─── RECORDS FOR PROCESSING

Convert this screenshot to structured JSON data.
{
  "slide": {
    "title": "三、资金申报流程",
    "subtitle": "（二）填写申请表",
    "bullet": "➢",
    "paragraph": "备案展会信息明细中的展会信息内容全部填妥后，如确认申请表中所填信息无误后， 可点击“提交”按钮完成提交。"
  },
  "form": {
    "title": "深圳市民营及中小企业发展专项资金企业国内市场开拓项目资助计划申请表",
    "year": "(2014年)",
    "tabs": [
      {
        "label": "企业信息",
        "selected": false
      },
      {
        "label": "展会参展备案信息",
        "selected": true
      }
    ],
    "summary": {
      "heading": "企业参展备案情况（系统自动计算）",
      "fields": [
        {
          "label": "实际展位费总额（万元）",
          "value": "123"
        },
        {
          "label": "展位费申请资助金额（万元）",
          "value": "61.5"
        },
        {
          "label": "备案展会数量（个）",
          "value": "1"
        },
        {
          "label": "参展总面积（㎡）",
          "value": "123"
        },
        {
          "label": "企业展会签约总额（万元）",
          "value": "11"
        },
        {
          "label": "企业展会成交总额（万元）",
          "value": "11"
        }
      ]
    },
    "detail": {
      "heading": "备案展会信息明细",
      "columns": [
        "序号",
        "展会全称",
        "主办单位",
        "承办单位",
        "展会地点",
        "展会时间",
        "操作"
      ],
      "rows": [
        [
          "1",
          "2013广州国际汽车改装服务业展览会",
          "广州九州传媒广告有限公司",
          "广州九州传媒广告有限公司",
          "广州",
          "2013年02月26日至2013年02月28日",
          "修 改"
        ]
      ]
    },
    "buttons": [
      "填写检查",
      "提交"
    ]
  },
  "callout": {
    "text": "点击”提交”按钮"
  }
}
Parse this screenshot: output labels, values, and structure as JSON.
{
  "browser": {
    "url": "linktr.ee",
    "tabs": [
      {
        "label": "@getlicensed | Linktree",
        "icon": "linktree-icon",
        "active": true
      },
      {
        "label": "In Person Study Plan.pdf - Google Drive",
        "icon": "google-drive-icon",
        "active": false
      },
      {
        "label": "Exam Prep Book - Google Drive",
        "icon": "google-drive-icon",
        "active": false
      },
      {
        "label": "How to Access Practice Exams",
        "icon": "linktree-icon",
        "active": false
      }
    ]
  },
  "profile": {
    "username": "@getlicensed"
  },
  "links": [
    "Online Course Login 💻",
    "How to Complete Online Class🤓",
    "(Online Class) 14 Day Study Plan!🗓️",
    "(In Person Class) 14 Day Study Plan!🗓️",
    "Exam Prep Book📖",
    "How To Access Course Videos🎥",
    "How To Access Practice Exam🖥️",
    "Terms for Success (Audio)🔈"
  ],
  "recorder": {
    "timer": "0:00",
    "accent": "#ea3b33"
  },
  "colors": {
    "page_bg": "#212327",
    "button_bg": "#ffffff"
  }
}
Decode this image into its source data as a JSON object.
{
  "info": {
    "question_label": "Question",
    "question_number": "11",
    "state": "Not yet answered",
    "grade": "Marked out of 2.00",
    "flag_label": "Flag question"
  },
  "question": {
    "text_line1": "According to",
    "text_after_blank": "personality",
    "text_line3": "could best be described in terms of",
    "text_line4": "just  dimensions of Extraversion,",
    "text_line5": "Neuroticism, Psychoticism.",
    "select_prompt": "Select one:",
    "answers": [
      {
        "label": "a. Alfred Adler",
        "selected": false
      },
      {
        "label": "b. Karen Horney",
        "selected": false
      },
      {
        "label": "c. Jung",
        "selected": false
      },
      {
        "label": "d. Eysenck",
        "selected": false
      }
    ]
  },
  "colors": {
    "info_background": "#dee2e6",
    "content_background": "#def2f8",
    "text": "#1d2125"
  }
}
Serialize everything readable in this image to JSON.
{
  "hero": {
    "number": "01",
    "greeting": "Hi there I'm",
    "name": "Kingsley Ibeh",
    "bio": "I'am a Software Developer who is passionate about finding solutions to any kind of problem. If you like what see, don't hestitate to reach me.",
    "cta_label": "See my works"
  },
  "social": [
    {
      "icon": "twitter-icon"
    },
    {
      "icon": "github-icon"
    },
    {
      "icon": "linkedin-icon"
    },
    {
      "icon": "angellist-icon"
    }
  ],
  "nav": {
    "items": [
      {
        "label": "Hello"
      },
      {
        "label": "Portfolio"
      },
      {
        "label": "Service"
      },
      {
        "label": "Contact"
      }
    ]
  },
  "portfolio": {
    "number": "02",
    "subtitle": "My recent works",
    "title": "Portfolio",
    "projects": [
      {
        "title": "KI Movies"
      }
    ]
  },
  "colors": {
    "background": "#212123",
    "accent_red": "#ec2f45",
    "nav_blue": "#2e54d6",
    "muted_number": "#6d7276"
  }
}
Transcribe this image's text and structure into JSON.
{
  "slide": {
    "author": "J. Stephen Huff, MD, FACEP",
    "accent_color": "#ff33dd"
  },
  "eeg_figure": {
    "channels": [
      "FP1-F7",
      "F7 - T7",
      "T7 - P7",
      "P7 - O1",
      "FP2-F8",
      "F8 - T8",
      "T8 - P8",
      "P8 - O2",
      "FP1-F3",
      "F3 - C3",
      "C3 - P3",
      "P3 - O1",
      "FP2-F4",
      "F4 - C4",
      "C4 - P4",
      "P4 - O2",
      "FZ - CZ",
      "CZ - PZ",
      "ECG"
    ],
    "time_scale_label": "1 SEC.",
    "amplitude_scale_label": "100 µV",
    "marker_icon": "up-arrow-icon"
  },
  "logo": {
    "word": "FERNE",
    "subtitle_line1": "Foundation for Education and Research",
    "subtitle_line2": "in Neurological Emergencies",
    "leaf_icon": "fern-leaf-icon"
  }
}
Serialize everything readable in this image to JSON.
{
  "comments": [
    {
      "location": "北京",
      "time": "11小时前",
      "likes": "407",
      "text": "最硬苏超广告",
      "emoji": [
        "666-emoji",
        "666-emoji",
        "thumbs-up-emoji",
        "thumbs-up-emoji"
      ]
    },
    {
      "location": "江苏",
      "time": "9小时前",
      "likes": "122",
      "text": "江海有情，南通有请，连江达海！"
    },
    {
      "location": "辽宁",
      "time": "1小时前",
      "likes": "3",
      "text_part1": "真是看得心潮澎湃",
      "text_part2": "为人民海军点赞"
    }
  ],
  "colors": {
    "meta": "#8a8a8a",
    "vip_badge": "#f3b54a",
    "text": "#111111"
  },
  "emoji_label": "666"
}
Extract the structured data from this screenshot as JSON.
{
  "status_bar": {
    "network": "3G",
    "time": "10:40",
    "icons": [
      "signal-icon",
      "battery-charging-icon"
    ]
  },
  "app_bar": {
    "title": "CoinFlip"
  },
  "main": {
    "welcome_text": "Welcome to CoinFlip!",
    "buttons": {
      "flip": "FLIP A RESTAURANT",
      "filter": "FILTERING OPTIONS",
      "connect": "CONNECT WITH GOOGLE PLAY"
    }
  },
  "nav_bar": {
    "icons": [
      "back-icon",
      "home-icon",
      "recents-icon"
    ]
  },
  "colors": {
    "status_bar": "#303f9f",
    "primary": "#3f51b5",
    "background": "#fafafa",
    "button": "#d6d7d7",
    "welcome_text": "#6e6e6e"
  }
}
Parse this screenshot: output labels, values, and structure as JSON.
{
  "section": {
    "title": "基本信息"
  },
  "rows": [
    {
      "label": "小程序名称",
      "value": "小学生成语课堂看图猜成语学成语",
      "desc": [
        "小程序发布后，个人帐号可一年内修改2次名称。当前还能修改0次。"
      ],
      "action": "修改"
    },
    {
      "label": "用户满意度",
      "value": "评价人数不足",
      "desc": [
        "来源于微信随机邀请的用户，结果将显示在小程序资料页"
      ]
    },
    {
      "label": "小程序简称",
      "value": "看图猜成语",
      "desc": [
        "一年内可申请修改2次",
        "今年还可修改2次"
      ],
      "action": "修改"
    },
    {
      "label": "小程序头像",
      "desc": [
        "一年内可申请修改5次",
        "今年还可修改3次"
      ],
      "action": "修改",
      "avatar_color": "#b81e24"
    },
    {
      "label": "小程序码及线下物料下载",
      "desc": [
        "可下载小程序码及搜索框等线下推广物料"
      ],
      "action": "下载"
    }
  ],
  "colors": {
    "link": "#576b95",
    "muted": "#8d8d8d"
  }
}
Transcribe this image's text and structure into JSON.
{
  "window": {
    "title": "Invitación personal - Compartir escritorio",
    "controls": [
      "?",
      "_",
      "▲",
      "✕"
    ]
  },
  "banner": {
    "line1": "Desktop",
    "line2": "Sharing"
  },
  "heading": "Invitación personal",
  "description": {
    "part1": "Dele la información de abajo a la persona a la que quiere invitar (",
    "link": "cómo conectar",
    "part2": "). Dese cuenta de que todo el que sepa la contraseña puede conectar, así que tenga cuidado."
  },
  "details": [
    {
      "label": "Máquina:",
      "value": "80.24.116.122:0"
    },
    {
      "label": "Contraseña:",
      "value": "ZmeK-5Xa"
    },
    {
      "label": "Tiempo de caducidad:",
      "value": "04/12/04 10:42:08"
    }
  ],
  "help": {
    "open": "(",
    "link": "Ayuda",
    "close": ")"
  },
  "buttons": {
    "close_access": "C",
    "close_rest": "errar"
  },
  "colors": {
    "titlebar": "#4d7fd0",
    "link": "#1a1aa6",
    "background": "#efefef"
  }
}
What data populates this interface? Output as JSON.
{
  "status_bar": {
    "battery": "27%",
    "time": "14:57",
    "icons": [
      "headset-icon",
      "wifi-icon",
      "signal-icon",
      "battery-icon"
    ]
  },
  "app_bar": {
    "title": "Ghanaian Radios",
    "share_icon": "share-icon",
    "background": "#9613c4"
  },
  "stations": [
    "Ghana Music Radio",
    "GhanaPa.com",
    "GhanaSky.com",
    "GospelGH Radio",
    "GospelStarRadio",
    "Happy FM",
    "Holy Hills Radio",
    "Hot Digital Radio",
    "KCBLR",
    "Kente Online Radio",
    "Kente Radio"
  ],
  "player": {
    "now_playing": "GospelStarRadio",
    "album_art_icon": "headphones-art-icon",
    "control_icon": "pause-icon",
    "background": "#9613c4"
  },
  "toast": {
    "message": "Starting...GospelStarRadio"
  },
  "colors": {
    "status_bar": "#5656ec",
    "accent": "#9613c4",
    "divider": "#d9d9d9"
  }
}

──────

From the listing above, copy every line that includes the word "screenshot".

Convert this screenshot to structured JSON data.
Parse this screenshot: output labels, values, and structure as JSON.
Extract the structured data from this screenshot as JSON.
Parse this screenshot: output labels, values, and structure as JSON.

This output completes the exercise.